Who can I call if I'm experiencing domestic or community violence or know someone who is?
Domestic violence does not have to be physical abuse; it can also be psychological, sexual, emotional, or financial. For families and individuals who are at-risk of homelessness due to such mistreatment, the Department of Homeless Services (DHS) and Human Resources Administration (HRA) provide confidential services to help.
Victims of domestic violence may receive temporary housing, emergency shelter and supportive services for themselves and their children. All programs provide a safe environment as well as counseling, advocacy and referral services.
Domestic violence and abuse can include:
How does DHS decide where to open shelters?
DHS has a legal mandate to provide shelter for families and individuals who do not have housing alternatives available to them. To achieve this aim, we maintain an open-ended Request for Proposal (RFP) process, which allows the agency to expand and contract as needed, based on capacity needs. Through this RFP, nonprofit providers can submit proposals at any time to be evaluated. If accepted, these proposals move forward and the site is opened.
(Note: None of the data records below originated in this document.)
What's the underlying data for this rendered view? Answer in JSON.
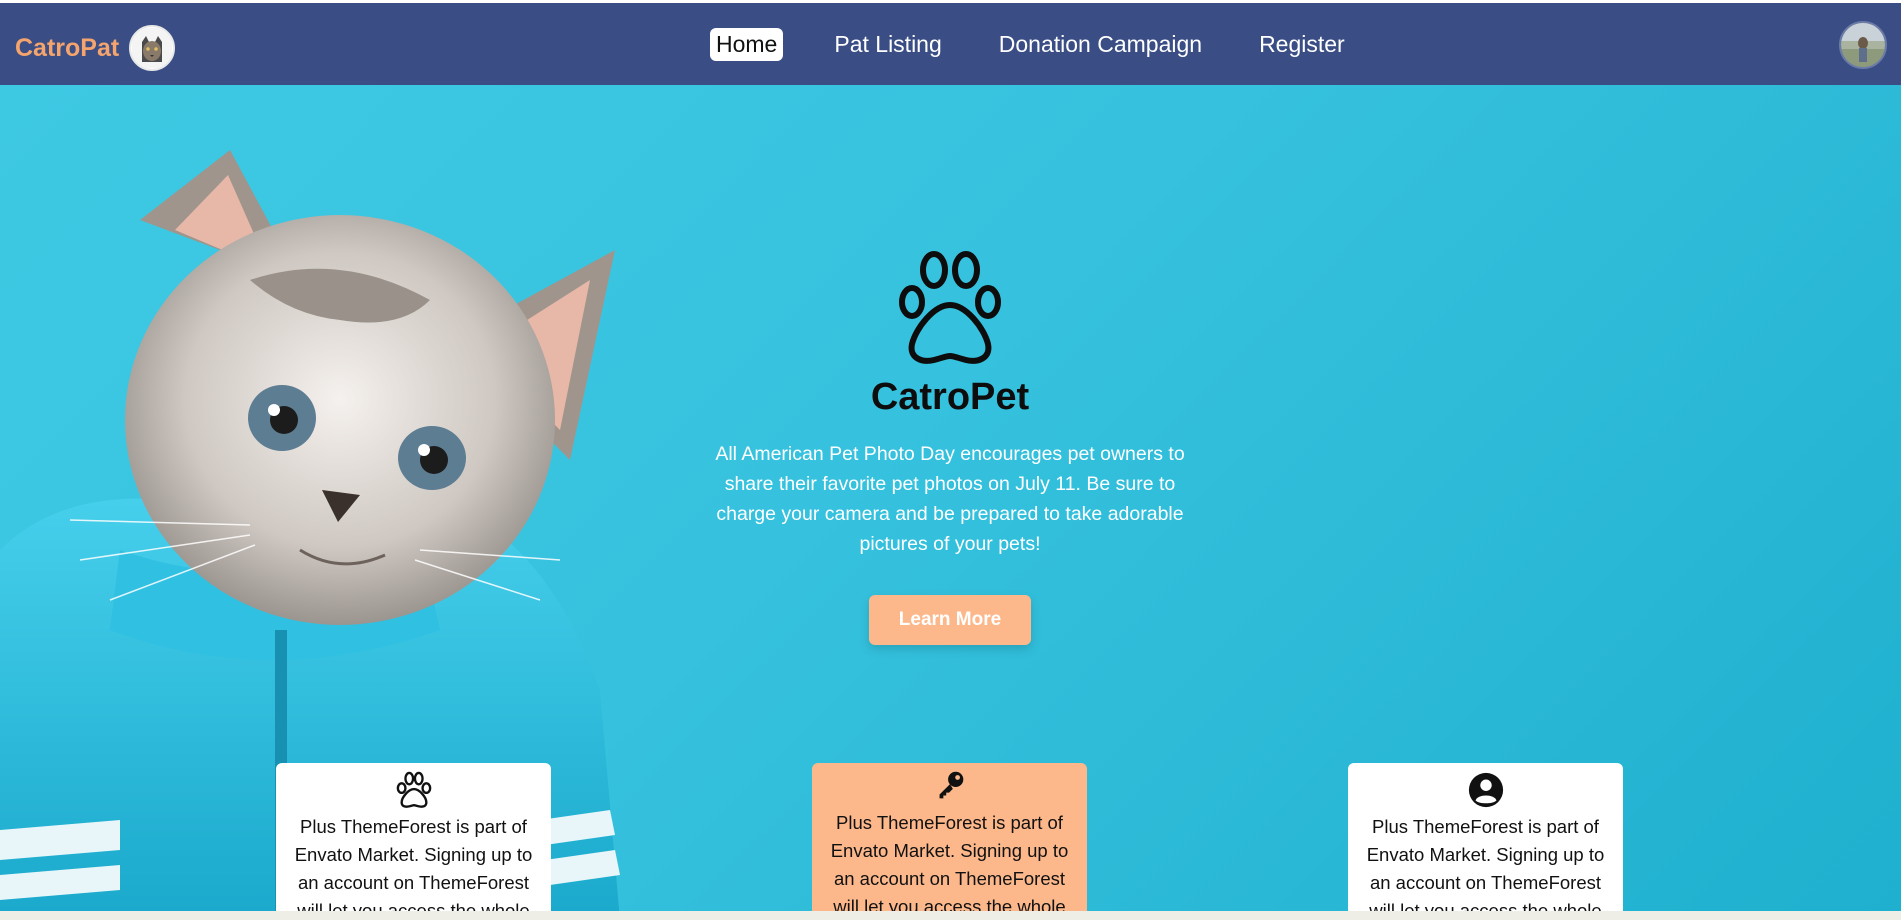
{
  "brand": {
    "name": "CatroPat"
  },
  "nav": {
    "items": [
      {
        "label": "Home",
        "active": true
      },
      {
        "label": "Pat Listing",
        "active": false
      },
      {
        "label": "Donation Campaign",
        "active": false
      },
      {
        "label": "Register",
        "active": false
      }
    ]
  },
  "hero": {
    "title": "CatroPet",
    "description": "All American Pet Photo Day encourages pet owners to share their favorite pet photos on July 11. Be sure to charge your camera and be prepared to take adorable pictures of your pets!",
    "button_label": "Learn More"
  },
  "cards": [
    {
      "icon": "paw-icon",
      "text": "Plus ThemeForest is part of Envato Market. Signing up to an account on ThemeForest will let you access the whole"
    },
    {
      "icon": "key-icon",
      "text": "Plus ThemeForest is part of Envato Market. Signing up to an account on ThemeForest will let you access the whole"
    },
    {
      "icon": "user-icon",
      "text": "Plus ThemeForest is part of Envato Market. Signing up to an account on ThemeForest will let you access the whole"
    }
  ],
  "colors": {
    "navbar": "#3a4e85",
    "brand": "#f4a46c",
    "accent": "#fcb88b",
    "hero_bg": "#36c2de"
  }
}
Learn more about contracts and procurement
How can I volunteer or get more involved with DHS clients?
Every January, thousands of volunteers are needed to conduct the City's annual Homeless Outreach Population Estimate (HOPE). By participating in the one-night survey, you will help the City allocate resources to where they are needed most.
Why are homelessness prevention efforts so important to the agency?
DHS feels that New Yorkers are best served in their communities and strives to prevent homelessness whenever possible through the Homebase prevention network. Through the program, the agency assists families and individuals in overcoming immediate housing problems that could result in becoming homeless, and helps clients develop plans for long-term housing stability. Program services are crafted to meet the unique needs of each individual family and are coordinated through Homebase case managers. Visit our Homebase page for a list of services and to access a map of Homebase locations in the community.
How does DHS promote security onsite?
DHS strives to make shelter a safe environment for all clients, so that they can receive the services they need to move back to independent living. In 1993, DHS established Peace Officers, a group of uniformed officers, to support the agency's core mission and promote security within City-run and contracted facilities. Over the years, this group has not only been highly effective at keeping order, but also has revolutionized methods of policing within a social services framework. Living by the motto, "policing with compassion," DHS' Peace Officers must regularly balance law enforcement duties with a helping hand or friendly smile-understanding that clients in shelter are often households in crisis.
Is there any assistance available for people who are experiencing homelessness in New York City, but have housing options available in other locales?
Yes. Through Project Reconnect, DHS provides one-way travel assistance by train, bus, or airline to clients who are experiencing homelessness in New York, and who have housing options or employment opportunities available to them in other cities (domestic or international). The program is voluntary, and often can help families or individuals return to their hometowns, where they have pre-established networks of support. Download the Project Reconnect brochure
How is DHS different from other homelessness organizations across the nation?
Governed by a unique "right to shelter" mandate, New York City is required to provide shelter to families and individuals who lack housing alternatives. Because of this mandate, no one is ever put on a waiting list or turned away due to lack of capacity. Comprising more than 2,000 employees, DHS remains one of the largest organizations of its kind committed to preventing and addressing homelessness across the five boroughs. As the agency furthers this mission, it employs a variety of innovative homelessness prevention strategies, aimed to help families and individuals remain housed in the community as much as possible.